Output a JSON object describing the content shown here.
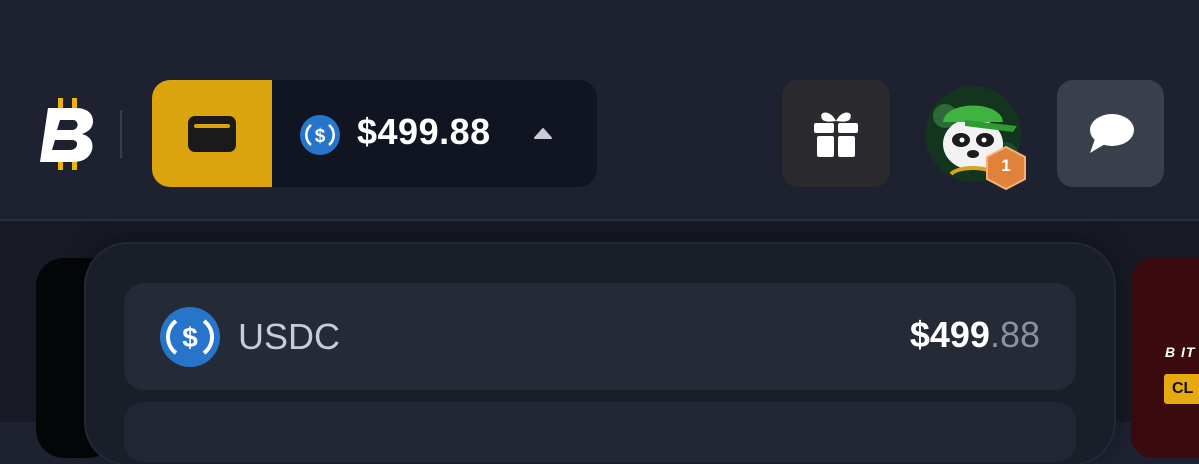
{
  "header": {
    "logo_icon": "bitcoin-b-logo",
    "wallet": {
      "icon": "wallet-icon",
      "currency_icon": "usdc-coin-icon",
      "balance": "$499.88",
      "toggle_icon": "caret-up-icon",
      "accent_color": "#dba40e"
    },
    "gift_icon": "gift-icon",
    "avatar": {
      "level": "1",
      "badge_color": "#e0823a"
    },
    "chat_icon": "chat-bubble-icon"
  },
  "currency_dropdown": {
    "items": [
      {
        "icon": "usdc-coin-icon",
        "name": "USDC",
        "amount_int": "$499",
        "amount_dec": ".88"
      }
    ]
  },
  "promo": {
    "button_label": "CL"
  }
}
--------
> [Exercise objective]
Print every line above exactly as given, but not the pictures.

> [Expected answer]
Output a JSON object describing the content shown here.
{
  "header": {
    "logo_icon": "bitcoin-b-logo",
    "wallet": {
      "icon": "wallet-icon",
      "currency_icon": "usdc-coin-icon",
      "balance": "$499.88",
      "toggle_icon": "caret-up-icon",
      "accent_color": "#dba40e"
    },
    "gift_icon": "gift-icon",
    "avatar": {
      "level": "1",
      "badge_color": "#e0823a"
    },
    "chat_icon": "chat-bubble-icon"
  },
  "currency_dropdown": {
    "items": [
      {
        "icon": "usdc-coin-icon",
        "name": "USDC",
        "amount_int": "$499",
        "amount_dec": ".88"
      }
    ]
  },
  "promo": {
    "button_label": "CL"
  }
}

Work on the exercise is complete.